▶ [Work request]:
Look for the word "damage" in the entries and copy every line where it shows up.

▶ [Records to process]:
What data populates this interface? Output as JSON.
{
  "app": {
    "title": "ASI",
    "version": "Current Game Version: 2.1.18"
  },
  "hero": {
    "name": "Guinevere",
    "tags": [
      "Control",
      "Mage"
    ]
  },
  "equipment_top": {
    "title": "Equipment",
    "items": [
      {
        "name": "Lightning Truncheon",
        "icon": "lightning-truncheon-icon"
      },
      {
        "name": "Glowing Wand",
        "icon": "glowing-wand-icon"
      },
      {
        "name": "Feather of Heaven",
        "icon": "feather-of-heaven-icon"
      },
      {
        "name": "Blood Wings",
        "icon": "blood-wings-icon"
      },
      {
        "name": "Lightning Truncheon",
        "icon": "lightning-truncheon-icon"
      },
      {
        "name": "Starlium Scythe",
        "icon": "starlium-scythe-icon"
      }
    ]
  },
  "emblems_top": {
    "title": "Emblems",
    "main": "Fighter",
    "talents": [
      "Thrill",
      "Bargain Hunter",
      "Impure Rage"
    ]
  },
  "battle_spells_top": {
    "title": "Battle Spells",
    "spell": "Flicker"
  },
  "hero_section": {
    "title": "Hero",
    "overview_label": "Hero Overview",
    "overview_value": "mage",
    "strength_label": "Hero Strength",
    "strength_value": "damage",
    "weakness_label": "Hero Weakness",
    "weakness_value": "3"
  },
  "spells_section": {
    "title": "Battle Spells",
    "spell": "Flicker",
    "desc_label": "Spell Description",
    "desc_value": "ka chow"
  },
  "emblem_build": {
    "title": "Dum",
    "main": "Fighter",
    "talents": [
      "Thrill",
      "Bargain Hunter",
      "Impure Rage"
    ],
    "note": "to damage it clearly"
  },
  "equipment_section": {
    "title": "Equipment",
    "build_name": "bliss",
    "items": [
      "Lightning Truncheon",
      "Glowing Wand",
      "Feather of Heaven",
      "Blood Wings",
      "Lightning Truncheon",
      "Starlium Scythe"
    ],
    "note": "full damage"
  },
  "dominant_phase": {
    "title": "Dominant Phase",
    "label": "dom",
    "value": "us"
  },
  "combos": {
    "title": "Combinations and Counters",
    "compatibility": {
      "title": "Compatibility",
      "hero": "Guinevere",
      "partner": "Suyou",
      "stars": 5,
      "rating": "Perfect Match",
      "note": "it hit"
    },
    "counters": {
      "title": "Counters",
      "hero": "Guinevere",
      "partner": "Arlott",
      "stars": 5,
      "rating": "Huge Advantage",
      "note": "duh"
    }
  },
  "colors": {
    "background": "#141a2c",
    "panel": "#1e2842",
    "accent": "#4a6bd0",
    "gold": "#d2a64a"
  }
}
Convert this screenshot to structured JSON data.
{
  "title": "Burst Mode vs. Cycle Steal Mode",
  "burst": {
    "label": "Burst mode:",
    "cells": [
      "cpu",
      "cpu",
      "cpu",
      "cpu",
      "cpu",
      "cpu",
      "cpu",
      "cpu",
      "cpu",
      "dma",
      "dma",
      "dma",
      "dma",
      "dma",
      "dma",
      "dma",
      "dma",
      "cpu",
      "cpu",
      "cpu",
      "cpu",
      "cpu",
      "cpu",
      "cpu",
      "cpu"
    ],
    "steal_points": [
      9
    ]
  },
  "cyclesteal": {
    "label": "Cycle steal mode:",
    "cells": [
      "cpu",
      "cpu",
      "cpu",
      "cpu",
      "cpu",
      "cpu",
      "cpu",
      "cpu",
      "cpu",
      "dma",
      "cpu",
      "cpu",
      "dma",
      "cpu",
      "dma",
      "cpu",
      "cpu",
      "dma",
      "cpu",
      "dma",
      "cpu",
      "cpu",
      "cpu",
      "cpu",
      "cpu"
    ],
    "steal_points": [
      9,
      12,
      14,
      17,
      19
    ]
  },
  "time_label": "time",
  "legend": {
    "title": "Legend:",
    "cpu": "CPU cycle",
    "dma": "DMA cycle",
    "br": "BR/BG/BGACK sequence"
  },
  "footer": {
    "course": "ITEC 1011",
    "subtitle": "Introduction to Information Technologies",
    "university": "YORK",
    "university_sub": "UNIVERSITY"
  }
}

▶ [Problem solution]:
    "strength_value": "damage",
    "note": "to damage it clearly"
    "note": "full damage"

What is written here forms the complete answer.